### [TO DO]
How many lines of the data include the string "back"? State the number and nothing else.

**** RECORDS PROVIDED

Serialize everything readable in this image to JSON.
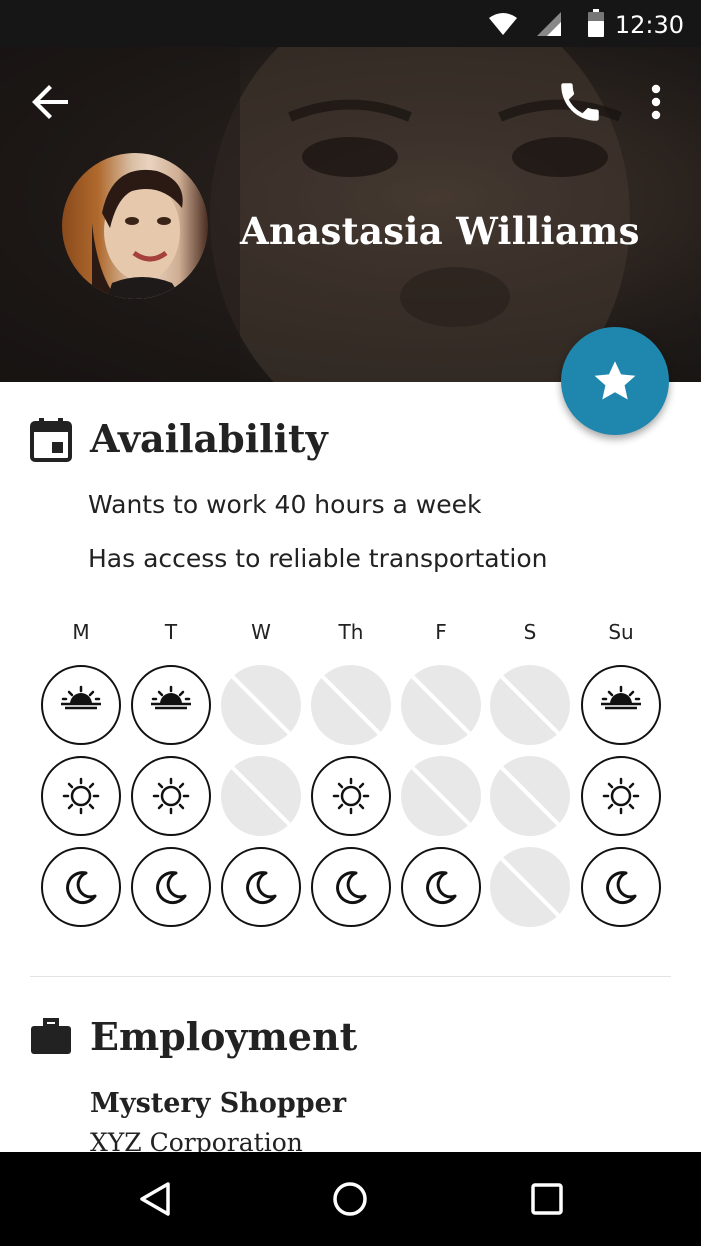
{
  "status_bar": {
    "time": "12:30",
    "icons": [
      "wifi-icon",
      "signal-icon",
      "battery-icon"
    ]
  },
  "header": {
    "name": "Anastasia Williams",
    "icons": {
      "back": "arrow-back-icon",
      "call": "phone-icon",
      "more": "more-vert-icon",
      "favorite": "star-icon"
    }
  },
  "colors": {
    "accent": "#1f87ad",
    "status_bar": "#161616",
    "nav_bar": "#000000",
    "off_slot": "#e8e8e8"
  },
  "availability": {
    "title": "Availability",
    "icon": "calendar-icon",
    "lines": [
      "Wants to work 40 hours a week",
      "Has access to reliable transportation"
    ],
    "days": [
      "M",
      "T",
      "W",
      "Th",
      "F",
      "S",
      "Su"
    ],
    "rows": [
      {
        "period": "morning",
        "icon": "sunrise-icon",
        "available": [
          true,
          true,
          false,
          false,
          false,
          false,
          true
        ]
      },
      {
        "period": "day",
        "icon": "sun-icon",
        "available": [
          true,
          true,
          false,
          true,
          false,
          false,
          true
        ]
      },
      {
        "period": "night",
        "icon": "moon-icon",
        "available": [
          true,
          true,
          true,
          true,
          true,
          false,
          true
        ]
      }
    ]
  },
  "employment": {
    "title": "Employment",
    "icon": "briefcase-icon",
    "job_title": "Mystery Shopper",
    "company": "XYZ Corporation"
  },
  "nav_bar": {
    "icons": [
      "back-triangle-icon",
      "home-circle-icon",
      "recents-square-icon"
    ]
  }
}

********

### [SOLUTION TO THE EXERCISE]
2